“So, right now, with the pastures completely burned, and we’re talking about an area probably 75 square miles that have been burned, and a lot of that is prime livestock grazing areas of that county,” said Dozier. “So, we’re looking at a time that it’s going to take to get those back up, greened up, freshened up for those cattle to return to.”

It’s estimated that roughly 1,000 cattle have been affected by the Eastland Complex Fire. That’s according to Luke Fritts, the Project Manager for Red Chain Feeds-Gorman Milling. His company sells hay, feed and other supplies to farmers and ranchers in Eastland County.

“Some of them got burned, even hate to say it, but some of them died, you know, there's a lot of stuff between not having hay and then, also trying to get veterinary care for some of these cattle out here,” said Fritts.

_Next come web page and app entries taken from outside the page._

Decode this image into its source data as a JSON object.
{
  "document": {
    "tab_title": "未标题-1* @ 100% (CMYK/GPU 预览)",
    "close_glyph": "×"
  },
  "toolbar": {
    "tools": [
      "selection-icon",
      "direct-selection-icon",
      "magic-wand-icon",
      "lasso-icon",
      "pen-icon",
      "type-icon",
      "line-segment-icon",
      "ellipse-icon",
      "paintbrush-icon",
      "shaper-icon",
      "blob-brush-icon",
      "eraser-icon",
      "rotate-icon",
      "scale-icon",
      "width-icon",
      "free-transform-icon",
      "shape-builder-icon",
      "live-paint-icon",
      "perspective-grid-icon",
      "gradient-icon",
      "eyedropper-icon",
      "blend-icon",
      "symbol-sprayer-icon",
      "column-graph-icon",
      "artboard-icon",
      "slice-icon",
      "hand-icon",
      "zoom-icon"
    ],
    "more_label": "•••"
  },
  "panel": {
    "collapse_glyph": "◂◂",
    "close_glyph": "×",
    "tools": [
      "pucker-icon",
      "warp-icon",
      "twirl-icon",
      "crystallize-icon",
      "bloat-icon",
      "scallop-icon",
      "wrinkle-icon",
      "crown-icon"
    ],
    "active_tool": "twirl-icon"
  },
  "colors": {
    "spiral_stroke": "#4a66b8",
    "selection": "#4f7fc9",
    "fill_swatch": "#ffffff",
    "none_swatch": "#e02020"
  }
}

So far, Fritts said the area has received some help, including aid from out of the state. And veterinarians from across Texas have arrived to help treat cattle dealing with different issues from the wildfires.

“Whether it be a respiratory deal from all the ash and the dirt getting in their [cattle] lungs as they’re trying to eat, or you know, burn care on their skin and their hoofs, burned off hoofs,” added Fritts.

In addition to Red Chain Feeds and Texas A&M AgriLife Extension Service, the Texas Department of Agriculture, the Texas Animal Health Commission, and the Texas Southwestern Cattle Raisers Association are working together to coordinate donation efforts. AgriLife’s Dozier said they’re currently asking for donations of hay, feed and fencing supplies. Some local drop off sites have already received hay.

This is certainly a situation where our neighbors and friends are needing assistance after losing some if not all of their livelihoods.
-Monty Dozier, director of Texas A&M AgriLife Extension Service’s Disaster Assessment and Recovery Program

“These donations will go directly to those who need them as soon as possible,” added Dozier, in a statement. “This is certainly a situation where our neighbors and friends are needing assistance after losing some if not all of their livelihoods.”

The Texas Department of Agriculture has also created a relief fund for monetary donations through the agency’s STAR Fund Disaster Assistance.